YOUR OBJECTIVE:
Search the records for the string "kind" and copy every line in which it appears.

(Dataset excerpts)
/---

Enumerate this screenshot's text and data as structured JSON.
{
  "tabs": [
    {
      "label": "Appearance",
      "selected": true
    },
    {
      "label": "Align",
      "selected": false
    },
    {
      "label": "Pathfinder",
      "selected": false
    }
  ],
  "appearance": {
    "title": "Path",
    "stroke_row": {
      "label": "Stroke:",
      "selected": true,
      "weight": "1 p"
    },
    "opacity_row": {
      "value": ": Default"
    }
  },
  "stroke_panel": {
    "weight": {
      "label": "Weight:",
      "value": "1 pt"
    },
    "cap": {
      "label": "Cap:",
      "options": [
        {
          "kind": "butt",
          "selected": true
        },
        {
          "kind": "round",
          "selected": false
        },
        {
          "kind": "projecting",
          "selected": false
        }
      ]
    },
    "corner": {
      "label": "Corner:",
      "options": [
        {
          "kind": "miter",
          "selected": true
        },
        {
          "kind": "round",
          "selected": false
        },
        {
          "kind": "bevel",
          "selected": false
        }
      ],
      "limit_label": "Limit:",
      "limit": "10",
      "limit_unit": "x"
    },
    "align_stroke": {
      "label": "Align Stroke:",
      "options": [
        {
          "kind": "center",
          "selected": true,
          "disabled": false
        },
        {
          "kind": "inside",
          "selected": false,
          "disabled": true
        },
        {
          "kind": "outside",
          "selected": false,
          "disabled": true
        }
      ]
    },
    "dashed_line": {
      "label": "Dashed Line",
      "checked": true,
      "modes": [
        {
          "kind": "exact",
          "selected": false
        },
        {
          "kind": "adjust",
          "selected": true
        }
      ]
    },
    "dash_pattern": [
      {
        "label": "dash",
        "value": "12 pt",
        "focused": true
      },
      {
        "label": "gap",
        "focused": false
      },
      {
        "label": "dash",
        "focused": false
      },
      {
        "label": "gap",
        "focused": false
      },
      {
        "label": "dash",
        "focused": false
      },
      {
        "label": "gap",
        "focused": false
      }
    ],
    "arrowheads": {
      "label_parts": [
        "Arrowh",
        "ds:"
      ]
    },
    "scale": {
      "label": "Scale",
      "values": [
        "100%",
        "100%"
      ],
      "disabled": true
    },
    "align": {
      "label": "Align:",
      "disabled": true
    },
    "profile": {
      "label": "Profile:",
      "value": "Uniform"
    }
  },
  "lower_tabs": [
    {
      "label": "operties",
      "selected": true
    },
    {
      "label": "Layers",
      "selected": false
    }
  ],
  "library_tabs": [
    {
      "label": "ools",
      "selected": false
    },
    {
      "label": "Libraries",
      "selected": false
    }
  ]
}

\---
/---

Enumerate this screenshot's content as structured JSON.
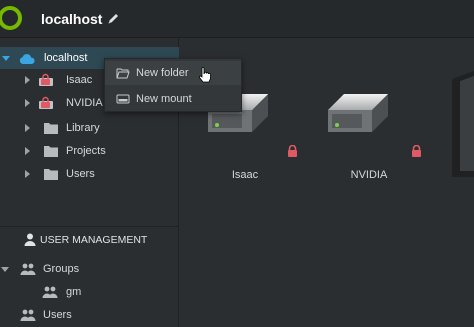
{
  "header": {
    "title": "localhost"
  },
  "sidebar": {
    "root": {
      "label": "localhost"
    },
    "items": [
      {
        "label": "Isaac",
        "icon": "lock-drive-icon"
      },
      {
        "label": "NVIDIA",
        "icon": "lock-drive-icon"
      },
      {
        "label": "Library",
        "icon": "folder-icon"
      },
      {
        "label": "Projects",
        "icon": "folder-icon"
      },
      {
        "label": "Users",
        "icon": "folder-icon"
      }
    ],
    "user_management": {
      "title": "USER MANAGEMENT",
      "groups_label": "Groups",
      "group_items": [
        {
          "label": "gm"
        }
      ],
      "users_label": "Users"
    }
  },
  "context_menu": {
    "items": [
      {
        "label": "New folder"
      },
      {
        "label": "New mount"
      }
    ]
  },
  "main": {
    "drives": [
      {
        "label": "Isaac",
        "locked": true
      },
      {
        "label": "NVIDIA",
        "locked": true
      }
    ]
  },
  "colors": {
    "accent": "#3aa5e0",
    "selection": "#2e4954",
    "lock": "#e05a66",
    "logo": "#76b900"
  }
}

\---

WRITTEN SOLUTION:
          "kind": "butt",
          "kind": "round",
          "kind": "projecting",
          "kind": "miter",
          "kind": "round",
          "kind": "bevel",
          "kind": "center",
          "kind": "inside",
          "kind": "outside",
          "kind": "exact",
          "kind": "adjust",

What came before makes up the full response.